Abbott signed the bill on Thursday, and it is set to go into effect immediately.
Several Texas school districts earlier this year had to abandon plans for virtual instruction due to a lack of funding.
Under the new bill, more schools will now have the option to go remote as coronavirus cases continue to surge in the state, The Dallas Morning News reported.
School districts and charter schools that were rated with a C or higher in Texas's most recent state academic accountability grades will be eligible to receive funding for remote learning, with enrollment being limited to 10 percent of the school system's total enrollment for the 2021-2022 school year, the news outlet noted.
Students who received virtual instruction last year and failed their state exams, earned lower than a C in foundation classes or missed 10 percent or more of their classes will reportedly not be funded for remote learning.
“We’re not promoting this for all students,” said state Sen. Larry Taylor (R), who authored the bill. “We’re promoting it only for those students who did well.”
Texas lawmakers have said that the provision in the bill serves to ensure that students who did not thrive in a virtual setting are not placed under that same instruction, though they are not prevented from enrolling in online classes, according to The Dallas Morning News.
Those who oppose the law have argued that students who received virtual instruction last year saw a decline in their state test results.
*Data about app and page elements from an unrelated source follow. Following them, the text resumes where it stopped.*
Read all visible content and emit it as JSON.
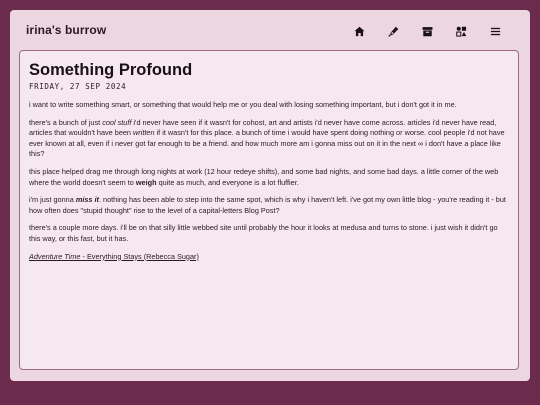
{
  "site": {
    "title": "irina's burrow"
  },
  "nav": [
    {
      "name": "home-icon",
      "label": "home"
    },
    {
      "name": "pen-icon",
      "label": "write"
    },
    {
      "name": "archive-icon",
      "label": "archive"
    },
    {
      "name": "shapes-icon",
      "label": "shapes"
    },
    {
      "name": "menu-icon",
      "label": "menu"
    }
  ],
  "post": {
    "title": "Something Profound",
    "date": "FRIDAY, 27 SEP 2024",
    "p1": "i want to write something smart, or something that would help me or you deal with losing something important, but i don't got it in me.",
    "p2": {
      "a": "there's a bunch of just ",
      "b": "cool stuff",
      "c": " i'd never have seen if it wasn't for cohost, art and artists i'd never have come across. articles i'd never have read, articles that wouldn't have been ",
      "d": "written",
      "e": " if it wasn't for this place. a bunch of time i would have spent doing nothing or worse. cool people i'd not have ever known at all, even if i never got far enough to be a friend. and how much more am i gonna miss out on it in the next ∞ i don't have a place like this?"
    },
    "p3": {
      "a": "this place helped drag me through long nights at work (12 hour redeye shifts), and some bad nights, and some bad days. a little corner of the web where the world doesn't seem to ",
      "b": "weigh",
      "c": " quite as much, and everyone is a lot fluffier."
    },
    "p4": {
      "a": "i'm just gonna ",
      "b": "miss it",
      "c": ". nothing has been able to step into the same spot, which is why i haven't left. i've got my own little blog - you're reading it - but how often does \"stupid thought\" rise to the level of a capital-letters Blog Post?"
    },
    "p5": "there's a couple more days. i'll be on that silly little webbed site until probably the hour it looks at medusa and turns to stone. i just wish it didn't go this way, or this fast, but it has.",
    "link": {
      "show": "Adventure Time",
      "rest": " - Everything Stays (Rebecca Sugar)"
    }
  },
  "colors": {
    "background": "#6b2b4c",
    "frame": "#ecd6e0",
    "card": "#f5e8ee",
    "border": "#9b6b84",
    "text": "#2a1a24"
  }
}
Nearly 40 percent of students failed State of Texas Assessments of Academic Readiness math exams last year and nearly one-third did not pass the reading assessments, The Dallas Morning News reported.